(Exercise goal): All lines in the data below carrying the string "newsletter" are to be located and copied.

[Records provided — start]

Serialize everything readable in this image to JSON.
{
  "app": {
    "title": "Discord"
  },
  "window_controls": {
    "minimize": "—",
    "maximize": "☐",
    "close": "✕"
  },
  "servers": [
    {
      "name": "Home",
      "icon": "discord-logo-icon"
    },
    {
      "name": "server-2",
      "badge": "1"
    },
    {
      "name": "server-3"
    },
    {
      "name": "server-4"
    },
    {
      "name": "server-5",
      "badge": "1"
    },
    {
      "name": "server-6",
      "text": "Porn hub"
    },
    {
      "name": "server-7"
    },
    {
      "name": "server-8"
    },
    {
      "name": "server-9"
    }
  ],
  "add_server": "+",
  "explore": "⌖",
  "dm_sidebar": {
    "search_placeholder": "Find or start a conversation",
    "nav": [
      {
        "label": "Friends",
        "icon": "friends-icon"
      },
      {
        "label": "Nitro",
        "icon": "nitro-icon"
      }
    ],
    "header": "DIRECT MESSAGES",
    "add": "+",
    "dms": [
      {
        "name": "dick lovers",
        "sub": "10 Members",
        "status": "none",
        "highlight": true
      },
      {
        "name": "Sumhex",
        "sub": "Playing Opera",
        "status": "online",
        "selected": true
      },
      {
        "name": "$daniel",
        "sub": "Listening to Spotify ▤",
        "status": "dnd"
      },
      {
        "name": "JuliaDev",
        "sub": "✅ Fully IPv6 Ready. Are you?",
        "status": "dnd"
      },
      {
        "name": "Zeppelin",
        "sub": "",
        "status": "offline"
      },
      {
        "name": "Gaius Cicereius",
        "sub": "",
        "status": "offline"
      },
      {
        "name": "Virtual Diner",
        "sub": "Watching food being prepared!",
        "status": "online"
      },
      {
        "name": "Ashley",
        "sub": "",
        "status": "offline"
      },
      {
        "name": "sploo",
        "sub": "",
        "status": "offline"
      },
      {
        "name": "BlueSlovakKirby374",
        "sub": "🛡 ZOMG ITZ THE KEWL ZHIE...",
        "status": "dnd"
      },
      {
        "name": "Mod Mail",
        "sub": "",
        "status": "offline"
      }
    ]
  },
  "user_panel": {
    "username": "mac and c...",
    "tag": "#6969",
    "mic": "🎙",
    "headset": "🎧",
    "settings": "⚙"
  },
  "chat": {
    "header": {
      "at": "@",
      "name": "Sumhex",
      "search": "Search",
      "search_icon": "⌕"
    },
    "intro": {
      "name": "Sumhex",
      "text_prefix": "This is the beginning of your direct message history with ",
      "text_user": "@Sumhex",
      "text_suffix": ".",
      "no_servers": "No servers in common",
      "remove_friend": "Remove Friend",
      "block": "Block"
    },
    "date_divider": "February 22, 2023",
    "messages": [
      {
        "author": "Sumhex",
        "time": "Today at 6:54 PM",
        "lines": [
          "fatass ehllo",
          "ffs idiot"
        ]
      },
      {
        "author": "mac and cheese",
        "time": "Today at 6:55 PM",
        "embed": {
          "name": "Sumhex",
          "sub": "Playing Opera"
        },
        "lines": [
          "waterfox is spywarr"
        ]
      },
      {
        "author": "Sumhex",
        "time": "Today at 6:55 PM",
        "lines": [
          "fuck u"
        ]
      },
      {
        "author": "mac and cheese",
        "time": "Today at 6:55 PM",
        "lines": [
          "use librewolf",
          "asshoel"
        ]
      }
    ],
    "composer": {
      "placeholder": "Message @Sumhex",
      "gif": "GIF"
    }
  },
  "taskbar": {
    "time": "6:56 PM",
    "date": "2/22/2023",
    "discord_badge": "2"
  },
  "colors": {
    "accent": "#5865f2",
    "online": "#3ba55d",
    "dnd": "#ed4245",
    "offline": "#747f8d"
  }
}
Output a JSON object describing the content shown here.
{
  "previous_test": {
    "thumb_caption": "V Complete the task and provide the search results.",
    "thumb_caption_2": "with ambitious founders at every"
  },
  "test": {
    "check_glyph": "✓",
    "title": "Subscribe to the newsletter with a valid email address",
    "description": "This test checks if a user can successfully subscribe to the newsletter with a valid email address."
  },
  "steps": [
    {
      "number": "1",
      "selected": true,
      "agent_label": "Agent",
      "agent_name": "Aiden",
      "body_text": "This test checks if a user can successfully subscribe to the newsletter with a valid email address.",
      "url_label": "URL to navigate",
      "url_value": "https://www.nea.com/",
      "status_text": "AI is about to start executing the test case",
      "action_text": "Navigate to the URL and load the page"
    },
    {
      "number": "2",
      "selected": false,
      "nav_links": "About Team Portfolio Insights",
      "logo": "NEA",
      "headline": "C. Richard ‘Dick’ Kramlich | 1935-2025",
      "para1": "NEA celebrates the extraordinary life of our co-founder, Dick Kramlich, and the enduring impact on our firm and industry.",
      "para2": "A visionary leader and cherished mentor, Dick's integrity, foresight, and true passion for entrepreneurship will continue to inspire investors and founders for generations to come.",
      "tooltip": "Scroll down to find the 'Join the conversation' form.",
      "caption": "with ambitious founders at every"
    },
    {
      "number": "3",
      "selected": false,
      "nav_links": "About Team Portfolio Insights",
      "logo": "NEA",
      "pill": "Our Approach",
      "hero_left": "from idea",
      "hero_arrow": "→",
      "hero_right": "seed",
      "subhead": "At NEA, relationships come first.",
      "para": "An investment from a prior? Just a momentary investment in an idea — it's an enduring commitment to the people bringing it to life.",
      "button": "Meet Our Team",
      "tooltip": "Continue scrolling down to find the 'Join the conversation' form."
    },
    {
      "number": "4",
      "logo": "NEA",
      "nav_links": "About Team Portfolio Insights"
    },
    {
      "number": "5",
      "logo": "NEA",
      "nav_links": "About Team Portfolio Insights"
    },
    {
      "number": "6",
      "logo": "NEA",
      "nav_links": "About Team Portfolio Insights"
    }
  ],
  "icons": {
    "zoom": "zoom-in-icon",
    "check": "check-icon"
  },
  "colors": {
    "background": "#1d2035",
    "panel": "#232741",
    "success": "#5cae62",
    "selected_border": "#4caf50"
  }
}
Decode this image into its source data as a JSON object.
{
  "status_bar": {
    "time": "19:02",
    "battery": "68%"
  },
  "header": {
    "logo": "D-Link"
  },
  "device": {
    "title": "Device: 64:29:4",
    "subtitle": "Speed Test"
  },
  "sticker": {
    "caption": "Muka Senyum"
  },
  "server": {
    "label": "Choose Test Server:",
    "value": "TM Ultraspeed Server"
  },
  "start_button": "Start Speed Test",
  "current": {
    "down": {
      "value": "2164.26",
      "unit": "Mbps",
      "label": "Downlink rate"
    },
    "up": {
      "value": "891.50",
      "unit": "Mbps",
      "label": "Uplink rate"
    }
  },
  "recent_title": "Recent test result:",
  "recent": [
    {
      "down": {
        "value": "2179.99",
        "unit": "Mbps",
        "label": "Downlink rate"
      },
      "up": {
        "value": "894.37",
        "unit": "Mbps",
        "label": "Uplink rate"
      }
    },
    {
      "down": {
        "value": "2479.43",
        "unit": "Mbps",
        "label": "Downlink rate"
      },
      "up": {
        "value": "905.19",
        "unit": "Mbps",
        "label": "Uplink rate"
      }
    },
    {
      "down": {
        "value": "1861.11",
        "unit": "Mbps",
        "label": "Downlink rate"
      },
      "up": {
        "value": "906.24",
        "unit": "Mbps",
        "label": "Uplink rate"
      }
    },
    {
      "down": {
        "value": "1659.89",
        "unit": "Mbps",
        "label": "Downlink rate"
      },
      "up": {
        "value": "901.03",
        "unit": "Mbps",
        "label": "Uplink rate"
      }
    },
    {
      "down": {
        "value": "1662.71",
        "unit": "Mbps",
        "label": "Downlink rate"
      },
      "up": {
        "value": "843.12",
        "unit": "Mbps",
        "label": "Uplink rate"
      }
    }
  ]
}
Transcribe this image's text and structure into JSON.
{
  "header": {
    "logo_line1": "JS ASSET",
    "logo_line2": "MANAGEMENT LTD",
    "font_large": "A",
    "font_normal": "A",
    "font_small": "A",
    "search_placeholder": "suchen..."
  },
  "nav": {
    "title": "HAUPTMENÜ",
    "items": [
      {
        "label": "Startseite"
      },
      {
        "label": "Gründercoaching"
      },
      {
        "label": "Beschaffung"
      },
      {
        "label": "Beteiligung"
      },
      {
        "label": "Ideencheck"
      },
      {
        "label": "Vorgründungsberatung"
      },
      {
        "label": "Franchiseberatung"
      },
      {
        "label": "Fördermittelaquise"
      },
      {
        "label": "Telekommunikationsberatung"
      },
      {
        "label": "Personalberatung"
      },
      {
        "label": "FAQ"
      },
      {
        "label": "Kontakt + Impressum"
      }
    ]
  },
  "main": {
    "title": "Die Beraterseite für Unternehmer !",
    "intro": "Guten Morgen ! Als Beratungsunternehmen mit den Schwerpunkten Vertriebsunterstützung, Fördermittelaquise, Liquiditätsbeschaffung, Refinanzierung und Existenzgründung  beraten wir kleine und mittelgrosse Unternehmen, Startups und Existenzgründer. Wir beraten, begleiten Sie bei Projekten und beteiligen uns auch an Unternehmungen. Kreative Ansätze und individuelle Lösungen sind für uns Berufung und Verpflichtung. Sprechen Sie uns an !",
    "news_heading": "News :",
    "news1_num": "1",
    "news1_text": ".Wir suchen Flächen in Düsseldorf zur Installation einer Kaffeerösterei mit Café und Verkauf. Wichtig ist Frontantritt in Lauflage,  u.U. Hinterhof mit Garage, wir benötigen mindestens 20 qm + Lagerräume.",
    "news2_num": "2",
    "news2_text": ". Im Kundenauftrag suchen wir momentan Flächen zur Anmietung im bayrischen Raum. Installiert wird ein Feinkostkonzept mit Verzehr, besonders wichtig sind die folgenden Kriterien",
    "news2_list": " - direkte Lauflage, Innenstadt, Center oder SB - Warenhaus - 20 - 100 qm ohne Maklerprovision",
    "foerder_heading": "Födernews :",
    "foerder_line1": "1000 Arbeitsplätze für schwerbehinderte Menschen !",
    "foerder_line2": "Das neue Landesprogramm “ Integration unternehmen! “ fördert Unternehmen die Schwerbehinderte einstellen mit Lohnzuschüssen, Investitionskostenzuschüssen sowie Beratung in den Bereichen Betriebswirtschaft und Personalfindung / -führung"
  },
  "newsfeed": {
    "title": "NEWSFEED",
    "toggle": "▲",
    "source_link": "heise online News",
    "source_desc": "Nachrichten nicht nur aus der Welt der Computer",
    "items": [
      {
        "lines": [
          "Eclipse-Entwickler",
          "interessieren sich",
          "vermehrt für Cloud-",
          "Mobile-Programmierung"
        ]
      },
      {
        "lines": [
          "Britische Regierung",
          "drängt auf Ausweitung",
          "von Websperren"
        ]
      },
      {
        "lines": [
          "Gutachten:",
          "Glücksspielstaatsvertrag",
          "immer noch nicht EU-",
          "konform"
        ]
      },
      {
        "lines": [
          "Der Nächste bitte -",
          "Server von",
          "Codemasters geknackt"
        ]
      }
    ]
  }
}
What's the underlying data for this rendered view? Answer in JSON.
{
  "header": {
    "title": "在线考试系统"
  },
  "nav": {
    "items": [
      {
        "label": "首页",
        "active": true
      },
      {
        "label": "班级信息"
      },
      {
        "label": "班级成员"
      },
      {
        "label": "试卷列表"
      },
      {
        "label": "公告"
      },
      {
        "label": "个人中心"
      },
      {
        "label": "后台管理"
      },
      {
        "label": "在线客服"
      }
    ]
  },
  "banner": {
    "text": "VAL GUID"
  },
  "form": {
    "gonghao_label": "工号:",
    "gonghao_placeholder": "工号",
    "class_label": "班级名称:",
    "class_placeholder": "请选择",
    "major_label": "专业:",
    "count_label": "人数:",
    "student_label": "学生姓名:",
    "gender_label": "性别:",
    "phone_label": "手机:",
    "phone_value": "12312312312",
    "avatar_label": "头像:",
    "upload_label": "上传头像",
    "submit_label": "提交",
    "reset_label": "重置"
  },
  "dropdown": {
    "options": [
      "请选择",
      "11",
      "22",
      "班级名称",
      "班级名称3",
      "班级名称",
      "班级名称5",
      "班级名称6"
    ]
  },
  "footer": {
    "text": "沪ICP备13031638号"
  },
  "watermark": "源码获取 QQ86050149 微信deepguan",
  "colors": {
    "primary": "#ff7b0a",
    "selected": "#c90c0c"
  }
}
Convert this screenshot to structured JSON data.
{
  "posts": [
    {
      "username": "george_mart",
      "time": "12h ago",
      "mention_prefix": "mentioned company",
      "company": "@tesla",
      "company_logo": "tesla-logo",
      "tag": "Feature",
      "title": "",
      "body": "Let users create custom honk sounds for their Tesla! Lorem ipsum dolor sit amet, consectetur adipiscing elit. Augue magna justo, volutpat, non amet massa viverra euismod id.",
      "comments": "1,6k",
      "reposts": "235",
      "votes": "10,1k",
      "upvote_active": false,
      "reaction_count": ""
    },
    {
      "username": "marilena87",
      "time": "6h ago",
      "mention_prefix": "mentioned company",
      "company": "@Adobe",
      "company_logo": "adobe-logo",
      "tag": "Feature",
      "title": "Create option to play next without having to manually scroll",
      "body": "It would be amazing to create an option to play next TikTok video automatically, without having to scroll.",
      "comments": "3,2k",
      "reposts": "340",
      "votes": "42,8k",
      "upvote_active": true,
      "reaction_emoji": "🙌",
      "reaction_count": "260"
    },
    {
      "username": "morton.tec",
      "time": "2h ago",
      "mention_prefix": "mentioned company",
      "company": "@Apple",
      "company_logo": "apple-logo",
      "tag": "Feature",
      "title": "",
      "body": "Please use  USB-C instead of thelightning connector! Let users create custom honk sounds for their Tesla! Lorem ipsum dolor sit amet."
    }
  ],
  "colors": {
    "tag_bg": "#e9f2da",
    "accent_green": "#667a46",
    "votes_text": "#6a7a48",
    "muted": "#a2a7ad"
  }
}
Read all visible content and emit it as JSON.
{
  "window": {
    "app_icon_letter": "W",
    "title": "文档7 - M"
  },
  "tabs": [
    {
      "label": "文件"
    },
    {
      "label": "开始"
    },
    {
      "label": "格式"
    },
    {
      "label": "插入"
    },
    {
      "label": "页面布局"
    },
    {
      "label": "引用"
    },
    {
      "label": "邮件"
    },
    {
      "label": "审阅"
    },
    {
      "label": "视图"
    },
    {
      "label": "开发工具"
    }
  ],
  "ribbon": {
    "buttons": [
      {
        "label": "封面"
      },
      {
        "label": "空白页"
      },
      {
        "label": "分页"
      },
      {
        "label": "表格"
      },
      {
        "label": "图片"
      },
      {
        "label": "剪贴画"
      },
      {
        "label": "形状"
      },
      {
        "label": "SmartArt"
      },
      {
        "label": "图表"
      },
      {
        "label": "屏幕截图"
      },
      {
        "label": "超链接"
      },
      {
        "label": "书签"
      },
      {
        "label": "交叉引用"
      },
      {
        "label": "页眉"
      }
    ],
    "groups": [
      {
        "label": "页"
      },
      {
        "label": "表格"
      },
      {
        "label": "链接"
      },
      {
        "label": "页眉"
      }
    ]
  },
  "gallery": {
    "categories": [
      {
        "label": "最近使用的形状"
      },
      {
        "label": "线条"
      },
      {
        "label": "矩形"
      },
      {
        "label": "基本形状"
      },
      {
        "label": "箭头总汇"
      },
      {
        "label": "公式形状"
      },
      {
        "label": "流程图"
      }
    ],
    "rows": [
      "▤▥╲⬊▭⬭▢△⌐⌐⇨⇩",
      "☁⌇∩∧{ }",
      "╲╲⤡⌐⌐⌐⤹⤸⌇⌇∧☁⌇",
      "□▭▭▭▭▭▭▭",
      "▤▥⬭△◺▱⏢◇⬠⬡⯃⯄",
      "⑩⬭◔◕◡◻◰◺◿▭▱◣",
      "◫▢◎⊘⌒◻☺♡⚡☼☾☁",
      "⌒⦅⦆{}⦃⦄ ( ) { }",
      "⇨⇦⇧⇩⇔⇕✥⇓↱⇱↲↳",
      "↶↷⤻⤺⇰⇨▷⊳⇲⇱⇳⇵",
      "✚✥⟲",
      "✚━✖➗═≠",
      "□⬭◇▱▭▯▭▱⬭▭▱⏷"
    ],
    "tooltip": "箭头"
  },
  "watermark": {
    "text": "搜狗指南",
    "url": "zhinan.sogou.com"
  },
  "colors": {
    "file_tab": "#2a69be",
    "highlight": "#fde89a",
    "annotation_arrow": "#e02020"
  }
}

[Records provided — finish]

(Answer box):
    "title": "Subscribe to the newsletter with a valid email address",
    "description": "This test checks if a user can successfully subscribe to the newsletter with a valid email address."
      "body_text": "This test checks if a user can successfully subscribe to the newsletter with a valid email address.",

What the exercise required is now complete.